BEGIN Data for the task
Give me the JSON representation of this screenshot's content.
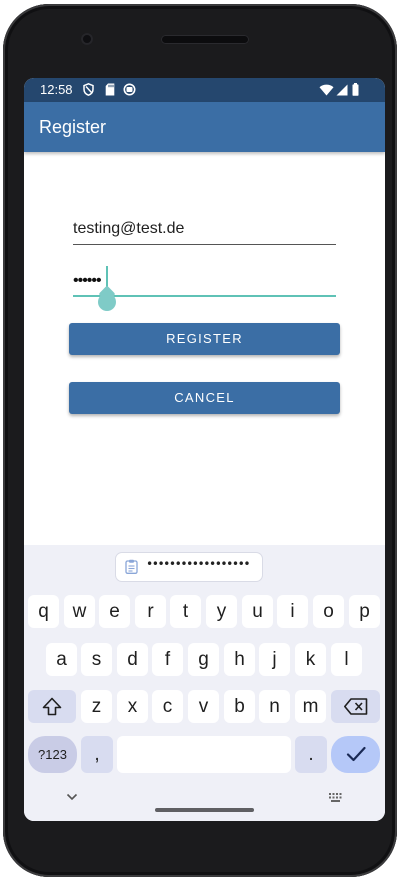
{
  "status_bar": {
    "time": "12:58",
    "left_icons": [
      "shield-icon",
      "sd-card-icon",
      "sync-icon"
    ],
    "right_icons": [
      "wifi-icon",
      "signal-icon",
      "battery-icon"
    ]
  },
  "app_bar": {
    "title": "Register"
  },
  "form": {
    "email_value": "testing@test.de",
    "password_value": "••••••",
    "register_label": "REGISTER",
    "cancel_label": "CANCEL"
  },
  "keyboard": {
    "suggestion": "••••••••••••••••••",
    "row1": [
      "q",
      "w",
      "e",
      "r",
      "t",
      "y",
      "u",
      "i",
      "o",
      "p"
    ],
    "row2": [
      "a",
      "s",
      "d",
      "f",
      "g",
      "h",
      "j",
      "k",
      "l"
    ],
    "row3": [
      "z",
      "x",
      "c",
      "v",
      "b",
      "n",
      "m"
    ],
    "symbols_label": "?123",
    "comma": ",",
    "period": "."
  },
  "colors": {
    "accent": "#3b6ea5",
    "status_bar": "#25476e",
    "focus": "#5fc2b6",
    "keyboard_bg": "#eff0f7"
  }
}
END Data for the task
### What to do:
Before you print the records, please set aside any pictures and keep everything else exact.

### Solution below:
Give me the JSON representation of this screenshot's content.
{
  "status_bar": {
    "time": "12:58",
    "left_icons": [
      "shield-icon",
      "sd-card-icon",
      "sync-icon"
    ],
    "right_icons": [
      "wifi-icon",
      "signal-icon",
      "battery-icon"
    ]
  },
  "app_bar": {
    "title": "Register"
  },
  "form": {
    "email_value": "testing@test.de",
    "password_value": "••••••",
    "register_label": "REGISTER",
    "cancel_label": "CANCEL"
  },
  "keyboard": {
    "suggestion": "••••••••••••••••••",
    "row1": [
      "q",
      "w",
      "e",
      "r",
      "t",
      "y",
      "u",
      "i",
      "o",
      "p"
    ],
    "row2": [
      "a",
      "s",
      "d",
      "f",
      "g",
      "h",
      "j",
      "k",
      "l"
    ],
    "row3": [
      "z",
      "x",
      "c",
      "v",
      "b",
      "n",
      "m"
    ],
    "symbols_label": "?123",
    "comma": ",",
    "period": "."
  },
  "colors": {
    "accent": "#3b6ea5",
    "status_bar": "#25476e",
    "focus": "#5fc2b6",
    "keyboard_bg": "#eff0f7"
  }
}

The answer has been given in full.